--- START ---

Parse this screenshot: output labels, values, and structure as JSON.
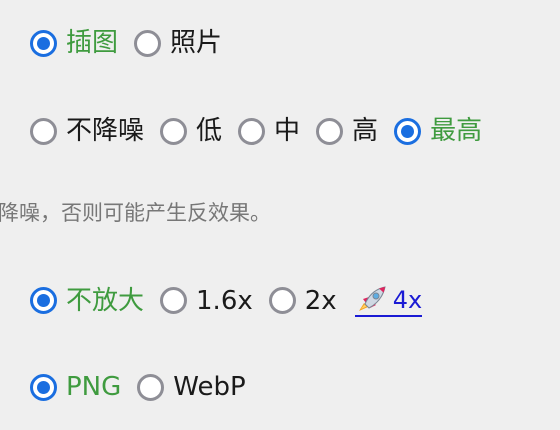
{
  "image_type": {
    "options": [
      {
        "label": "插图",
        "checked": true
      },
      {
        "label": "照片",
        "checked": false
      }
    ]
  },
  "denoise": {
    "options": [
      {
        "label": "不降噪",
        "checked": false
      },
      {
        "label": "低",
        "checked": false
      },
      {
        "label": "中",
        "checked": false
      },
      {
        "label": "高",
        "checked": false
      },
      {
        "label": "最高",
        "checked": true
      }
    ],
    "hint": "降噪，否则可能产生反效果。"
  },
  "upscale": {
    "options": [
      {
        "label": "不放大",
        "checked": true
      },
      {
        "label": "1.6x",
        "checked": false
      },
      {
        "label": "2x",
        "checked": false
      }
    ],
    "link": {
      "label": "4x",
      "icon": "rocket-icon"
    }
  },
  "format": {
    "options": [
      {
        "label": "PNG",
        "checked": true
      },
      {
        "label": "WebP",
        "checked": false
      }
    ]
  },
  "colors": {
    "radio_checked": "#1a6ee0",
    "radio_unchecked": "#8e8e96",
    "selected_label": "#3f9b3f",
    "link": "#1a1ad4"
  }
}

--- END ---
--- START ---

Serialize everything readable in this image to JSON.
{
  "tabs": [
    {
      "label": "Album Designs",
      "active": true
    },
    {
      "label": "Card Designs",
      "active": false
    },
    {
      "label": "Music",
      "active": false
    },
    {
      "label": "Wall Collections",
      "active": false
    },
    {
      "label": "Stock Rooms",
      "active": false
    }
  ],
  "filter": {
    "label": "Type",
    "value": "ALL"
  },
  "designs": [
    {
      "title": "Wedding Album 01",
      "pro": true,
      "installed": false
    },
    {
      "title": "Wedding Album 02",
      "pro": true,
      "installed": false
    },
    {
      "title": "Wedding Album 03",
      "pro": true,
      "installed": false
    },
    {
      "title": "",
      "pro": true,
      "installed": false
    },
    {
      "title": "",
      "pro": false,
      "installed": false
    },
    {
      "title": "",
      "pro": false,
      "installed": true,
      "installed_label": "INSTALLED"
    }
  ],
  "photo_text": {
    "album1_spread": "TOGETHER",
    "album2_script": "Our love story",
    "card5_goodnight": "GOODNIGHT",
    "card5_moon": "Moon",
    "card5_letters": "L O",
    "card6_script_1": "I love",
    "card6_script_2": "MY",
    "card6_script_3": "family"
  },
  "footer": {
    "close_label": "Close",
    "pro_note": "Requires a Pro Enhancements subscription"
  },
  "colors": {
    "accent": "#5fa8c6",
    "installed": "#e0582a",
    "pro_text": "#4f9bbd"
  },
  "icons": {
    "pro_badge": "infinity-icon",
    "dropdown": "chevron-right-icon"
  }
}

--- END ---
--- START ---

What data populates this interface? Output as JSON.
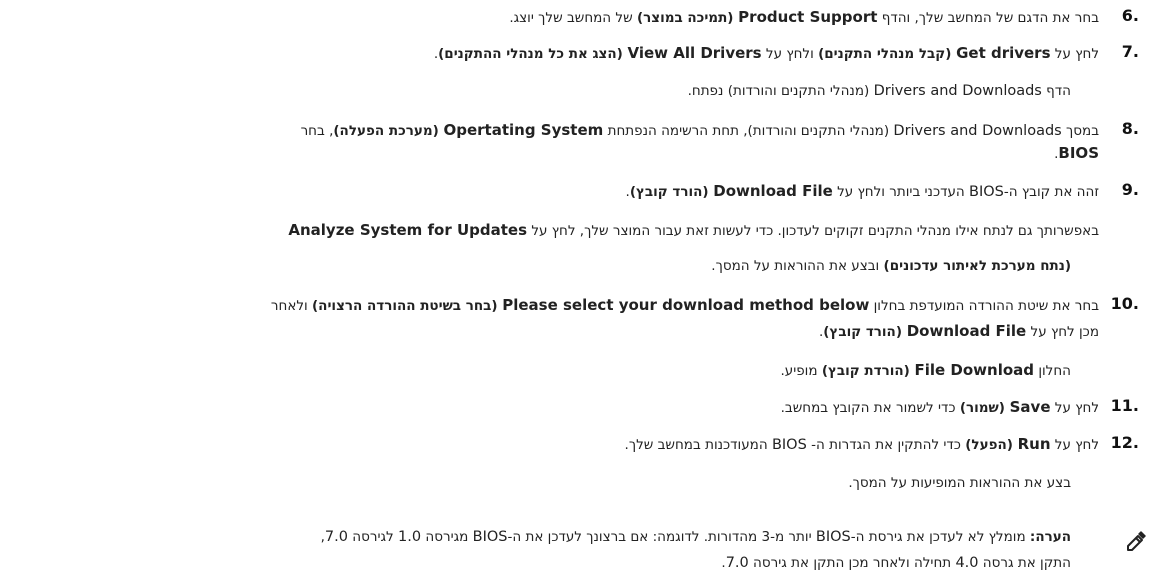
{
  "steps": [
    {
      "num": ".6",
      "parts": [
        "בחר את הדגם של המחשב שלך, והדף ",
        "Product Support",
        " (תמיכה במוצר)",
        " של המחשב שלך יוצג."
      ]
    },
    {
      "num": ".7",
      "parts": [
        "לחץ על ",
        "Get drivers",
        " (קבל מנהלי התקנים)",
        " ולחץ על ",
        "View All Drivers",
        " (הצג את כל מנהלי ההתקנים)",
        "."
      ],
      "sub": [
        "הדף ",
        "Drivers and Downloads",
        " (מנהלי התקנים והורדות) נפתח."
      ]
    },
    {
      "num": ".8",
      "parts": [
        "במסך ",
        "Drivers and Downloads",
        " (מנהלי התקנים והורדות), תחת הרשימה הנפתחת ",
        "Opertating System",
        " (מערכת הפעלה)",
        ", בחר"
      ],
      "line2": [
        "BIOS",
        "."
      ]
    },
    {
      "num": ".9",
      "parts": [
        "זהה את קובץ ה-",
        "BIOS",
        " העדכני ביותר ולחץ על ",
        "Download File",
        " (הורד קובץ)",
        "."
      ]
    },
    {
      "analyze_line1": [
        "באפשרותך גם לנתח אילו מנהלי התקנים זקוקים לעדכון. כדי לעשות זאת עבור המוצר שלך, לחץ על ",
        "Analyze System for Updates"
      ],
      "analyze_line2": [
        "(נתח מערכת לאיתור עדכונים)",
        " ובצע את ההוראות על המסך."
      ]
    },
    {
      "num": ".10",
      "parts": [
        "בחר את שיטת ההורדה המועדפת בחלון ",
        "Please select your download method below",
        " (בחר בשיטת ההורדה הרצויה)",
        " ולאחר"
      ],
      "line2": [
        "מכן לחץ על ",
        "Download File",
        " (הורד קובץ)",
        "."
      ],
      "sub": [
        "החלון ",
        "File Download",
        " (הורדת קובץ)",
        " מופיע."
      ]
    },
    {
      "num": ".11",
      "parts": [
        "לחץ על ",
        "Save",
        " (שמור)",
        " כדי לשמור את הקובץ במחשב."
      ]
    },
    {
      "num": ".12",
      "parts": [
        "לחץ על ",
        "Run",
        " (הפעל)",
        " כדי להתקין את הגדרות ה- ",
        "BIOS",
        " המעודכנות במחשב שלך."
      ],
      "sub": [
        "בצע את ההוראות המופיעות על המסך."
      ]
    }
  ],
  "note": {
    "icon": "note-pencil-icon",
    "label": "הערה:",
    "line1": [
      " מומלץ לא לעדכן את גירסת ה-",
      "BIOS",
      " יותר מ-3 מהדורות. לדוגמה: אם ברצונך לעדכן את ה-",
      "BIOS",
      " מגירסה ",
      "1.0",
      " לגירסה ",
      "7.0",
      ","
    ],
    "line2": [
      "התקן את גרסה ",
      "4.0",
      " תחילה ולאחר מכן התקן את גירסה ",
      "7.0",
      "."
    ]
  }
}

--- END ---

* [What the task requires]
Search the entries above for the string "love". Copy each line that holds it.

* [Answer box]
    "album2_script": "Our love story",
    "card6_script_1": "I love",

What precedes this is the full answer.